Good luck on your goals!!!
As a vegetarian I need to supplement with Whey Protein that is from a vegetarian rennet source. I found Jarrow Formulas unflavored whey protein to be excellent. It is fairly inexpensive and has very low sugar / carbs.
One 23g scoop of Jarrow Formulas Whey Protein has:
This might be a dump question but whatever I have to ask.
I never use whey protein or any kind of supliments in my diet. So, what is the benefit of having whey protein? How do you make it? Do you use it for as a meal replacement or snack? Would you have to cut back the cals from other food?
I want to try this, maybe it will be something to help me to meet my goal.
Any input will help me. Thanks
Whey protein is great to have in your diet. Depending upon the kind you purchase will determine the calorie content. It will have approximately 120 calories with water. If you are exercising, protein is needed for recovery. Many people do not get enough protein in their diet. You can look to see how much protein you should have for your body weight. I lift weights and take it for muscle recovery after my workouts. It helps to repair the muscle fibers and decreases the recovery time. Maybe check out bodybuilding.com for a more detailed explaination on protein.
Your body needs proteins to survive. The average adult needs around 45-65 grams of protein a day. Protein deficiency can lead to serious problems.
People use protein supplements such as Whey Protein or Soy Protein to increase the protein content in their diet, especially vegans/vegetarians and weight-lifters/athletes.

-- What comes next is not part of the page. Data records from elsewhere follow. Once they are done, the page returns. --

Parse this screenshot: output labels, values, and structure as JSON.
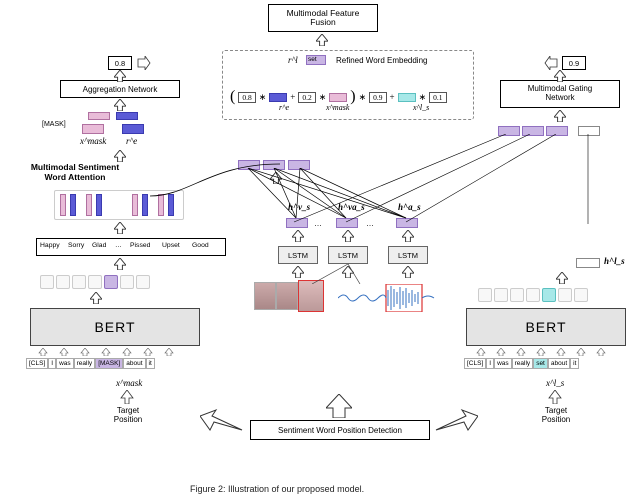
{
  "caption": "Figure 2: Illustration of our proposed model.",
  "top": {
    "fusion_label": "Multimodal Feature\nFusion",
    "refine_header_symbol": "r^l",
    "refine_header_word": "set",
    "refine_header_label": "Refined Word Embedding",
    "formula": {
      "w1": "0.8",
      "term1": "r^e",
      "w2": "0.2",
      "term2": "x^mask",
      "w3": "0.9",
      "term3": "x^l_s",
      "w4": "0.1"
    }
  },
  "left_branch": {
    "score_box": "0.8",
    "agg_label": "Aggregation Network",
    "mask_label": "[MASK]",
    "x_mask": "x^mask",
    "r_e": "r^e",
    "att_label": "Multimodal Sentiment\nWord Attention",
    "words": [
      "Happy",
      "Sorry",
      "Glad",
      "…",
      "Pissed",
      "Upset",
      "Good"
    ],
    "bert": "BERT",
    "tokens": [
      "[CLS]",
      "I",
      "was",
      "really",
      "[MASK]",
      "about",
      "it"
    ],
    "mask_token_idx": 4,
    "xmask_under": "x^mask",
    "target_pos": "Target\nPosition"
  },
  "middle_branch": {
    "h_v": "h^v_s",
    "h_va": "h^va_s",
    "h_a": "h^a_s",
    "lstm": "LSTM",
    "ellipsis": "…",
    "detector": "Sentiment Word Position Detection"
  },
  "right_branch": {
    "score_box": "0.9",
    "gate_label": "Multimodal Gating\nNetwork",
    "h_l": "h^l_s",
    "bert": "BERT",
    "tokens": [
      "[CLS]",
      "I",
      "was",
      "really",
      "set",
      "about",
      "it"
    ],
    "target_token_idx": 4,
    "xls_under": "x^l_s",
    "target_pos": "Target\nPosition"
  }
}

However if your body doesn't need protein to build muscles (because you aren't exercising enough or are OVER-supplementing with protein) it will quickly turn to fat which is something you need to consider, in addition to consulting with your primary care physician to make sure your kidney and liver function is OK and can support the extra workload a protein supplement will be giving them!